The Alaska Commercial Fisheries Entry Commission presents our twelfth report on changes in the distribution of Alaska's commercial fisheries entry permits as of year-end 1994.

Alaskans hold 10,397 permanent permits, or almost 78% of all permanent entry permits. Alaskans hold a majority of all permits valued at $100,000 or more. More than half (56.5%) of all permits held by Alaskans are held by rural Alaskans (5,876).

The percentage of entry permits held by Alaskans has remained fairly constant, with Alaska urban non-local permit holders1 having the largest gains in permits through transfers. Alaska rural local permit holders experienced the largest net losses, particularly from 1977 through 1986. Since that period, the rural local decline has become much smaller. Since 1987, the bulk of this decline in rural local permits has been due to movement of the permit holders (205) rather than transfers (79).

Most transfers occur between people of the same resident type (64.4%). Statewide, 60% of transfers are between people with a prior association or relationship (39.1% between immediate family members or relatives and 20.8% between friends or business partners). Among Alaska rural local transfer recipients, 58% receive their permit from a family member or relative. In several AYK and Alaska Peninsula salmon fisheries, the highest percentage of transfers is between relatives.

Almost 60% of all transfers are sales, while 34.5% are gifts. However, among transfers to Alaska rural locals, more than half are gifts. In 1989 the number of permanent transfers began to decrease, with the lowest transfer rates occurring in 1993 and 1994. At least during the past six years, there has been an overall decline in sales of permits.
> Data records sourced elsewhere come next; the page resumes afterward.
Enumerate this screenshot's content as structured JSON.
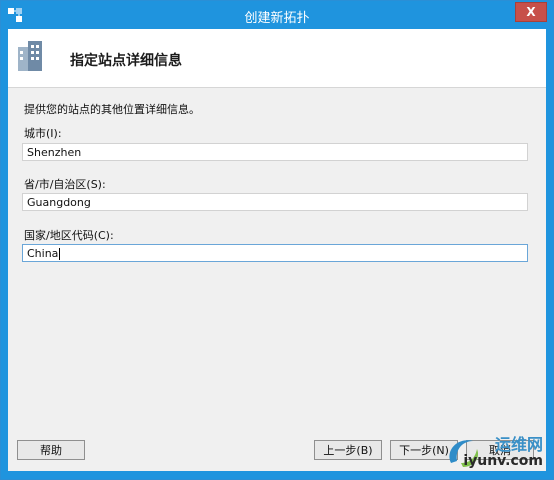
{
  "window": {
    "title": "创建新拓扑",
    "close_glyph": "X"
  },
  "header": {
    "title": "指定站点详细信息"
  },
  "instructions": "提供您的站点的其他位置详细信息。",
  "fields": {
    "city": {
      "label": "城市(I):",
      "value": "Shenzhen"
    },
    "province": {
      "label": "省/市/自治区(S):",
      "value": "Guangdong"
    },
    "country": {
      "label": "国家/地区代码(C):",
      "value": "China"
    }
  },
  "buttons": {
    "help": "帮助",
    "back": "上一步(B)",
    "next": "下一步(N)",
    "cancel": "取消"
  },
  "watermark": {
    "line1": "运维网",
    "line2": "iyunv.com"
  },
  "colors": {
    "titlebar": "#1f94de",
    "close": "#c7504a",
    "dialog_bg": "#f0f0f0"
  }
}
Values of entry permits have fluctuated but tended to increase through 1990, then fall from 1991 to 1994, especially in the salmon and herring sac roe seine fisheries. There are two state-authorized loan programs for entry permits: the Department of Commerce's Fishing Loan Program and the Commercial Fishing and Agriculture Bank (CFAB). These two sources have financed 31.9% of the permit purchases made by Alaska residents. Urban residents received about two-thirds of the loans.

The average age of permit holders has increased from 43 years in 1975 to slightly more than 44 years. The average age of transfer recipients is 38 years with the youngest transferees tending to be Alaska rural locals.